── Exercise inputs ──

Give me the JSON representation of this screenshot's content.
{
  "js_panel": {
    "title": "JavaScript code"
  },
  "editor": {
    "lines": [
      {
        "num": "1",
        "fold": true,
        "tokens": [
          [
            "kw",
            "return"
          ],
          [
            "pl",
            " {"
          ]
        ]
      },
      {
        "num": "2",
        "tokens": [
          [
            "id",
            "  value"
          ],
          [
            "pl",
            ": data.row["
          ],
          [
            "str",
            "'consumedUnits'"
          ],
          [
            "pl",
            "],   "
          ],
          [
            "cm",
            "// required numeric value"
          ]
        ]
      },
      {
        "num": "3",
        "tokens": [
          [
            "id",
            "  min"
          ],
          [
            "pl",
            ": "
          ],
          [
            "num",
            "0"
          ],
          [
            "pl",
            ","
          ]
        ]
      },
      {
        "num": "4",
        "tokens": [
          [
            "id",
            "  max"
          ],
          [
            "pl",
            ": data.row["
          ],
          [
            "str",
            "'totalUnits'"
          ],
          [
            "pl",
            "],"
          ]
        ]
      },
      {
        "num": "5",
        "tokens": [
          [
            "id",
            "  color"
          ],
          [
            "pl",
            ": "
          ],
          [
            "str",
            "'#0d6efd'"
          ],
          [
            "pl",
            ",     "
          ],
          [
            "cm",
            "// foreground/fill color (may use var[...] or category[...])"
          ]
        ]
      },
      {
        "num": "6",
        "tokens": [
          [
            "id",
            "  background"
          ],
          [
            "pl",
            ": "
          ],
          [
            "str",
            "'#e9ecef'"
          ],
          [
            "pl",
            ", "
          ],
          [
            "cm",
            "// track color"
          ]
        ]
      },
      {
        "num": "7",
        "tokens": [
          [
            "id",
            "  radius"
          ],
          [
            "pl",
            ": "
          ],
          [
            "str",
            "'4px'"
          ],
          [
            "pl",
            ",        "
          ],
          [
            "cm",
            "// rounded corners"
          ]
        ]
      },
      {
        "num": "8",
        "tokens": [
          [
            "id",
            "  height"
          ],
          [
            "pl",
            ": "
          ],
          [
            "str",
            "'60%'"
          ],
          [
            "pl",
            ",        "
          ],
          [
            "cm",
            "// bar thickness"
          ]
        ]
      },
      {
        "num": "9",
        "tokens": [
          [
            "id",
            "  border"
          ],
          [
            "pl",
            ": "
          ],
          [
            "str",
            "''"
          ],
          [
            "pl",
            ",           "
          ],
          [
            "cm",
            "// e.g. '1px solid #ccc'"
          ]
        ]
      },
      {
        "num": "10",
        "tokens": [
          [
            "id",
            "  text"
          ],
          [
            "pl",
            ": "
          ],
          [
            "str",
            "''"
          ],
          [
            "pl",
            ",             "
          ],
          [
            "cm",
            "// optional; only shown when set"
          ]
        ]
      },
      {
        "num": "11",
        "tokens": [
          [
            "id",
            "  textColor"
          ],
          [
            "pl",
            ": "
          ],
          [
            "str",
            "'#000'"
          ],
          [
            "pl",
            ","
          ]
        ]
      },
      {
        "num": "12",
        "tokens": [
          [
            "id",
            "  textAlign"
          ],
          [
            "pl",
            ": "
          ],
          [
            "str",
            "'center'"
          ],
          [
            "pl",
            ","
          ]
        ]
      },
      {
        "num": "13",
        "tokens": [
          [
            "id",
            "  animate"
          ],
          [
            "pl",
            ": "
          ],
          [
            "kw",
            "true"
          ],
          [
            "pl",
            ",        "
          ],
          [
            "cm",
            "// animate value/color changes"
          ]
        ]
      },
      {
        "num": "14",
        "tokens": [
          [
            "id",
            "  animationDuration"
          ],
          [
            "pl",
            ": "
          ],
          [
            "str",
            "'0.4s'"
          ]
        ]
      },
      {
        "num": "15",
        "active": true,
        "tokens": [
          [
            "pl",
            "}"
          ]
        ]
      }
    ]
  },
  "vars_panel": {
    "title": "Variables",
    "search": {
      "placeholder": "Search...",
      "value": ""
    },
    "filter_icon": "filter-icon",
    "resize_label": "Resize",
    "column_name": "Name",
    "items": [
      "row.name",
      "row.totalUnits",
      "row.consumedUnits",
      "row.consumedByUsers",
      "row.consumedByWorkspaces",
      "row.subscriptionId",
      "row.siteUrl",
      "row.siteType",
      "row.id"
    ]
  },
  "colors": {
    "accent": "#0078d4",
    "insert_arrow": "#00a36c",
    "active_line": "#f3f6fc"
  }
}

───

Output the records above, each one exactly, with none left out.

Answer for this exercise:
Give me the JSON representation of this screenshot's content.
{
  "js_panel": {
    "title": "JavaScript code"
  },
  "editor": {
    "lines": [
      {
        "num": "1",
        "fold": true,
        "tokens": [
          [
            "kw",
            "return"
          ],
          [
            "pl",
            " {"
          ]
        ]
      },
      {
        "num": "2",
        "tokens": [
          [
            "id",
            "  value"
          ],
          [
            "pl",
            ": data.row["
          ],
          [
            "str",
            "'consumedUnits'"
          ],
          [
            "pl",
            "],   "
          ],
          [
            "cm",
            "// required numeric value"
          ]
        ]
      },
      {
        "num": "3",
        "tokens": [
          [
            "id",
            "  min"
          ],
          [
            "pl",
            ": "
          ],
          [
            "num",
            "0"
          ],
          [
            "pl",
            ","
          ]
        ]
      },
      {
        "num": "4",
        "tokens": [
          [
            "id",
            "  max"
          ],
          [
            "pl",
            ": data.row["
          ],
          [
            "str",
            "'totalUnits'"
          ],
          [
            "pl",
            "],"
          ]
        ]
      },
      {
        "num": "5",
        "tokens": [
          [
            "id",
            "  color"
          ],
          [
            "pl",
            ": "
          ],
          [
            "str",
            "'#0d6efd'"
          ],
          [
            "pl",
            ",     "
          ],
          [
            "cm",
            "// foreground/fill color (may use var[...] or category[...])"
          ]
        ]
      },
      {
        "num": "6",
        "tokens": [
          [
            "id",
            "  background"
          ],
          [
            "pl",
            ": "
          ],
          [
            "str",
            "'#e9ecef'"
          ],
          [
            "pl",
            ", "
          ],
          [
            "cm",
            "// track color"
          ]
        ]
      },
      {
        "num": "7",
        "tokens": [
          [
            "id",
            "  radius"
          ],
          [
            "pl",
            ": "
          ],
          [
            "str",
            "'4px'"
          ],
          [
            "pl",
            ",        "
          ],
          [
            "cm",
            "// rounded corners"
          ]
        ]
      },
      {
        "num": "8",
        "tokens": [
          [
            "id",
            "  height"
          ],
          [
            "pl",
            ": "
          ],
          [
            "str",
            "'60%'"
          ],
          [
            "pl",
            ",        "
          ],
          [
            "cm",
            "// bar thickness"
          ]
        ]
      },
      {
        "num": "9",
        "tokens": [
          [
            "id",
            "  border"
          ],
          [
            "pl",
            ": "
          ],
          [
            "str",
            "''"
          ],
          [
            "pl",
            ",           "
          ],
          [
            "cm",
            "// e.g. '1px solid #ccc'"
          ]
        ]
      },
      {
        "num": "10",
        "tokens": [
          [
            "id",
            "  text"
          ],
          [
            "pl",
            ": "
          ],
          [
            "str",
            "''"
          ],
          [
            "pl",
            ",             "
          ],
          [
            "cm",
            "// optional; only shown when set"
          ]
        ]
      },
      {
        "num": "11",
        "tokens": [
          [
            "id",
            "  textColor"
          ],
          [
            "pl",
            ": "
          ],
          [
            "str",
            "'#000'"
          ],
          [
            "pl",
            ","
          ]
        ]
      },
      {
        "num": "12",
        "tokens": [
          [
            "id",
            "  textAlign"
          ],
          [
            "pl",
            ": "
          ],
          [
            "str",
            "'center'"
          ],
          [
            "pl",
            ","
          ]
        ]
      },
      {
        "num": "13",
        "tokens": [
          [
            "id",
            "  animate"
          ],
          [
            "pl",
            ": "
          ],
          [
            "kw",
            "true"
          ],
          [
            "pl",
            ",        "
          ],
          [
            "cm",
            "// animate value/color changes"
          ]
        ]
      },
      {
        "num": "14",
        "tokens": [
          [
            "id",
            "  animationDuration"
          ],
          [
            "pl",
            ": "
          ],
          [
            "str",
            "'0.4s'"
          ]
        ]
      },
      {
        "num": "15",
        "active": true,
        "tokens": [
          [
            "pl",
            "}"
          ]
        ]
      }
    ]
  },
  "vars_panel": {
    "title": "Variables",
    "search": {
      "placeholder": "Search...",
      "value": ""
    },
    "filter_icon": "filter-icon",
    "resize_label": "Resize",
    "column_name": "Name",
    "items": [
      "row.name",
      "row.totalUnits",
      "row.consumedUnits",
      "row.consumedByUsers",
      "row.consumedByWorkspaces",
      "row.subscriptionId",
      "row.siteUrl",
      "row.siteType",
      "row.id"
    ]
  },
  "colors": {
    "accent": "#0078d4",
    "insert_arrow": "#00a36c",
    "active_line": "#f3f6fc"
  }
}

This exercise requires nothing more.